* **REQUIRED ACTION**
Beginning with the first line below, output every record verbatim and leave out the images.

* **MATERIAL FOR THE TASK**
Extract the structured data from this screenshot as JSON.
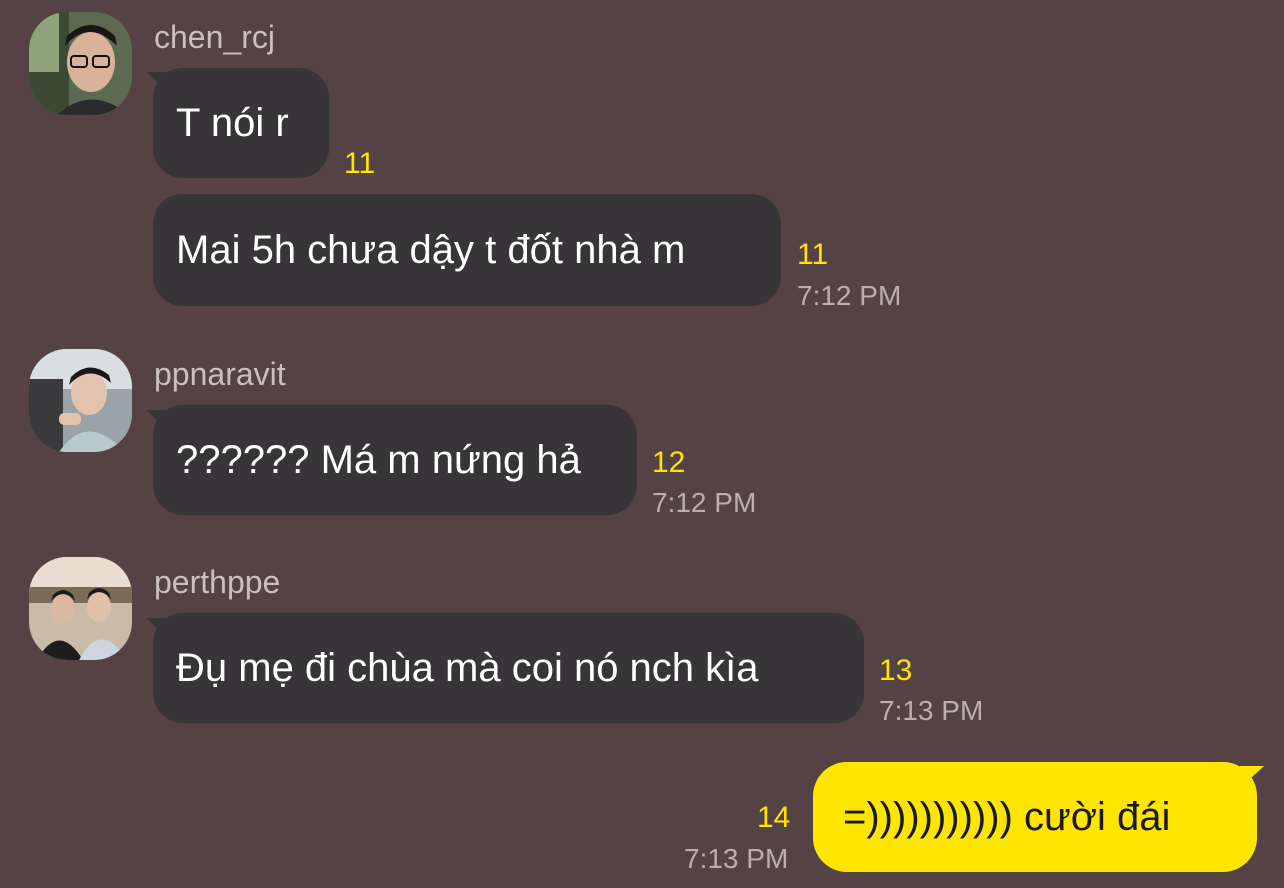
{
  "messages": [
    {
      "sender": "chen_rcj",
      "avatar_icon": "user-photo-avatar",
      "bubbles": [
        {
          "text": "T nói r",
          "unread": "11",
          "time": ""
        },
        {
          "text": "Mai 5h chưa dậy t đốt nhà m",
          "unread": "11",
          "time": "7:12 PM"
        }
      ]
    },
    {
      "sender": "ppnaravit",
      "avatar_icon": "user-photo-avatar",
      "bubbles": [
        {
          "text": "?????? Má m nứng hả",
          "unread": "12",
          "time": "7:12 PM"
        }
      ]
    },
    {
      "sender": "perthppe",
      "avatar_icon": "user-photo-avatar",
      "bubbles": [
        {
          "text": "Đụ mẹ đi chùa mà coi nó nch kìa",
          "unread": "13",
          "time": "7:13 PM"
        }
      ]
    }
  ],
  "my_message": {
    "text": "=))))))))))) cười đái",
    "unread": "14",
    "time": "7:13 PM"
  },
  "colors": {
    "background": "#544244",
    "bubble_other": "#373537",
    "bubble_mine": "#ffe600",
    "unread_count": "#ffe600"
  }
}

* **SOLUTION TO THE PROBLEM**
Extract the structured data from this screenshot as JSON.
{
  "messages": [
    {
      "sender": "chen_rcj",
      "avatar_icon": "user-photo-avatar",
      "bubbles": [
        {
          "text": "T nói r",
          "unread": "11",
          "time": ""
        },
        {
          "text": "Mai 5h chưa dậy t đốt nhà m",
          "unread": "11",
          "time": "7:12 PM"
        }
      ]
    },
    {
      "sender": "ppnaravit",
      "avatar_icon": "user-photo-avatar",
      "bubbles": [
        {
          "text": "?????? Má m nứng hả",
          "unread": "12",
          "time": "7:12 PM"
        }
      ]
    },
    {
      "sender": "perthppe",
      "avatar_icon": "user-photo-avatar",
      "bubbles": [
        {
          "text": "Đụ mẹ đi chùa mà coi nó nch kìa",
          "unread": "13",
          "time": "7:13 PM"
        }
      ]
    }
  ],
  "my_message": {
    "text": "=))))))))))) cười đái",
    "unread": "14",
    "time": "7:13 PM"
  },
  "colors": {
    "background": "#544244",
    "bubble_other": "#373537",
    "bubble_mine": "#ffe600",
    "unread_count": "#ffe600"
  }
}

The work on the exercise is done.